Given records:
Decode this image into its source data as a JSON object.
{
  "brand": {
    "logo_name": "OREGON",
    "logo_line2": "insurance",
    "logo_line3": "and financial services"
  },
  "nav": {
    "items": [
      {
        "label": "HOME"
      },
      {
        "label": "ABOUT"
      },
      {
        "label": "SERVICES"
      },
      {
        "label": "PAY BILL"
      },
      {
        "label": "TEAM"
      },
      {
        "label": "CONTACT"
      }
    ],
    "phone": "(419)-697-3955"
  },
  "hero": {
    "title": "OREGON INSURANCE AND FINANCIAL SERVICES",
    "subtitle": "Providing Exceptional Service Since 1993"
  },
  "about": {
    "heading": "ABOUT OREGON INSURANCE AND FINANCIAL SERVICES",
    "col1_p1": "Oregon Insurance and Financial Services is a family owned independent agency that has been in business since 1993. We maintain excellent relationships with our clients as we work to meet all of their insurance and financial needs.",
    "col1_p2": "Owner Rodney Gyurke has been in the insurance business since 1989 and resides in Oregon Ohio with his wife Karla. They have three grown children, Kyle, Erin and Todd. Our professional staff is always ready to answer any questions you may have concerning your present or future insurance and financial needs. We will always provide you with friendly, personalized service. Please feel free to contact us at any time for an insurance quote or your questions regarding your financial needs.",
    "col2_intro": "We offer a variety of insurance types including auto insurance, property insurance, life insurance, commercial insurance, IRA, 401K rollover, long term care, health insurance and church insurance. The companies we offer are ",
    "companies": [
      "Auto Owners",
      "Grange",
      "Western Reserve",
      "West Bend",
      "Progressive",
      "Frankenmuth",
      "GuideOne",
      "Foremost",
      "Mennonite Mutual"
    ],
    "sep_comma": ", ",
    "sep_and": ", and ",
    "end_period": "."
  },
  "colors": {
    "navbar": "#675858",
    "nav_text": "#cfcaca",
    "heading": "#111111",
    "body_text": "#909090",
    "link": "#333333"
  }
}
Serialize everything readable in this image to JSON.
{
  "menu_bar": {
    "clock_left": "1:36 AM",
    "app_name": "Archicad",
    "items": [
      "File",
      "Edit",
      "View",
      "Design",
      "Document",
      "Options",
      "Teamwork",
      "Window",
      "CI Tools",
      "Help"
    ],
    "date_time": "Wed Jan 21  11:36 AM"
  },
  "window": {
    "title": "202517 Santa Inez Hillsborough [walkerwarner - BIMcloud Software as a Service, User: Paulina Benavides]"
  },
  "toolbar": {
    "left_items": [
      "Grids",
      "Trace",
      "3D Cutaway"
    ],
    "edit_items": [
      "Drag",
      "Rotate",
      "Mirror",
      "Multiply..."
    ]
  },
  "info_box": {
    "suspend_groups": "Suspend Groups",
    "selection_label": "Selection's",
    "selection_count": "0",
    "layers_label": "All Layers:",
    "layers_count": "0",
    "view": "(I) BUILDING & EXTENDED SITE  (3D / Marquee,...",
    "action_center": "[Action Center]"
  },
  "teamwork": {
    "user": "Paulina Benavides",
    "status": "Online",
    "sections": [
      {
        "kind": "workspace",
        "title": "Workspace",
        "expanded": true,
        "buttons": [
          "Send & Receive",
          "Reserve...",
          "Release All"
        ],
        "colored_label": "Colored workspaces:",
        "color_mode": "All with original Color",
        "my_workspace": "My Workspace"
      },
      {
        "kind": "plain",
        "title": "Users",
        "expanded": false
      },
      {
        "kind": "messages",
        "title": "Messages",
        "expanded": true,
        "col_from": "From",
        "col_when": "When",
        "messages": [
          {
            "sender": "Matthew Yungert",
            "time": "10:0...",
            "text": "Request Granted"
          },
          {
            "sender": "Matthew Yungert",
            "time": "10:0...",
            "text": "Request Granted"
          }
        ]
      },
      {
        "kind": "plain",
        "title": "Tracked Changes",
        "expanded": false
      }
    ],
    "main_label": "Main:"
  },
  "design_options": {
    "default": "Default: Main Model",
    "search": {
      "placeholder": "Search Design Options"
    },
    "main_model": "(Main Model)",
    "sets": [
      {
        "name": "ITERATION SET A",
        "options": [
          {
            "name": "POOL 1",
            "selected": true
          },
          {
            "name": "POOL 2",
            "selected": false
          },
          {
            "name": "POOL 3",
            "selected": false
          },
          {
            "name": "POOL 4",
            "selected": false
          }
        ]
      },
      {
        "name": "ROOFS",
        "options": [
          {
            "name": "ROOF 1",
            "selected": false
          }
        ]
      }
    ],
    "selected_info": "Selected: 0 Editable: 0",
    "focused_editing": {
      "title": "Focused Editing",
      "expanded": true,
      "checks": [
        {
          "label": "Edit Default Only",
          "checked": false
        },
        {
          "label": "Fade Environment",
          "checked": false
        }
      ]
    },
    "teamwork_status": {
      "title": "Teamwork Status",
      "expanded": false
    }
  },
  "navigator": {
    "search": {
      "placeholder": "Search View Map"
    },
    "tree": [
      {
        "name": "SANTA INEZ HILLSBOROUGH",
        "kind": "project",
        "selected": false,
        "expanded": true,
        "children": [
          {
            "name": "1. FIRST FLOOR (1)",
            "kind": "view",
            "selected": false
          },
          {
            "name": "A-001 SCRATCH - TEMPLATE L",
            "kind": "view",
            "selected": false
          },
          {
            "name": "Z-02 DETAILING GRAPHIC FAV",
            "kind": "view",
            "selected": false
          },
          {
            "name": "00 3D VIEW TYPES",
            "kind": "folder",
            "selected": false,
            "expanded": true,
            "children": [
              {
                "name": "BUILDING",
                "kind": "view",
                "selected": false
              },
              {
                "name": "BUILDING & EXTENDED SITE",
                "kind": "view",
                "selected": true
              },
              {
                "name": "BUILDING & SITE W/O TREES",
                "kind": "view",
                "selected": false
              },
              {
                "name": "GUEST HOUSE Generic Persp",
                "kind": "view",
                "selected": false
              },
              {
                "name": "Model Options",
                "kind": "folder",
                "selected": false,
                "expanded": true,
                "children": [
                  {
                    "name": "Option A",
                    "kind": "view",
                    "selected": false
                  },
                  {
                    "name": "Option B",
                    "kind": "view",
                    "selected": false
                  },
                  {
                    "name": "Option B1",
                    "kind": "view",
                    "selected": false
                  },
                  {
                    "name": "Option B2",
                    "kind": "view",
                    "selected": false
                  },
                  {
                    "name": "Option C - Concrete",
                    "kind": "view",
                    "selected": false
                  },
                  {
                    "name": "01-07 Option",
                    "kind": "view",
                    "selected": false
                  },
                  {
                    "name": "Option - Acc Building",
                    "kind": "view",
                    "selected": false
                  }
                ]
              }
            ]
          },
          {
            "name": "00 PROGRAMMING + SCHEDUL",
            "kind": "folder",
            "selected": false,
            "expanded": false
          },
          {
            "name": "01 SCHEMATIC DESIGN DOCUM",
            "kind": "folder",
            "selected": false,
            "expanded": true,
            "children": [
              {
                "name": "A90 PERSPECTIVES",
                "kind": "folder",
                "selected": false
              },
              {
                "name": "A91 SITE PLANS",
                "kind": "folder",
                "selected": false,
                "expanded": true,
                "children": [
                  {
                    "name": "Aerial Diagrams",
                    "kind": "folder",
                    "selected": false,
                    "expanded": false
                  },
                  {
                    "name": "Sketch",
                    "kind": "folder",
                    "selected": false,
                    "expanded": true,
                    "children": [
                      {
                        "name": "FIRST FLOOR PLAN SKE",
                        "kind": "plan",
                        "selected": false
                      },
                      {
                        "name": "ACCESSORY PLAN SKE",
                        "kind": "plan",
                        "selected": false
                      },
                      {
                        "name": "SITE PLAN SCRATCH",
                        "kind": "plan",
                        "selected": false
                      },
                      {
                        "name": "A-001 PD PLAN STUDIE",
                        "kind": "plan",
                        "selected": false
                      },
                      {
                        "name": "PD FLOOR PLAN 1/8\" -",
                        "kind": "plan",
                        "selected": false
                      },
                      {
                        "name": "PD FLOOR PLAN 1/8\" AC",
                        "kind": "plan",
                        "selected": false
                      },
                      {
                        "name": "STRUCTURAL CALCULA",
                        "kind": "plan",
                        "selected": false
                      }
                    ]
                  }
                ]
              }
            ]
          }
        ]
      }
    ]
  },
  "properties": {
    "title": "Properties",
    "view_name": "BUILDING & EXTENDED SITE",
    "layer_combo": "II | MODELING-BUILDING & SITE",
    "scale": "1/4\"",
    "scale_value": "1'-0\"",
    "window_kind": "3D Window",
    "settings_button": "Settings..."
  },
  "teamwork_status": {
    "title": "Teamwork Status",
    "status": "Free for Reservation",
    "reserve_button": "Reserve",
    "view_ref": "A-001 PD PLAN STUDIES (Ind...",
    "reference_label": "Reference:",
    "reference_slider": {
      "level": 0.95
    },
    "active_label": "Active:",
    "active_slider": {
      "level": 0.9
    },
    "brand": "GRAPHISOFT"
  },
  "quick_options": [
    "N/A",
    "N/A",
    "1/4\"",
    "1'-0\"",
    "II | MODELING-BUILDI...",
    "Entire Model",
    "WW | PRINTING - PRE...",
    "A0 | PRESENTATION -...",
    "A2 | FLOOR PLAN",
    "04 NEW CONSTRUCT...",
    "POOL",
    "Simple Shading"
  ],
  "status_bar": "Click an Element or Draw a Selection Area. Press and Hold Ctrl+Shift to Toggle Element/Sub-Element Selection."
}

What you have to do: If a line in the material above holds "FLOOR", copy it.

Answer box:
            "name": "1. FIRST FLOOR (1)",
                        "name": "FIRST FLOOR PLAN SKE",
                        "name": "PD FLOOR PLAN 1/8\" -",
                        "name": "PD FLOOR PLAN 1/8\" AC",
    "A2 | FLOOR PLAN",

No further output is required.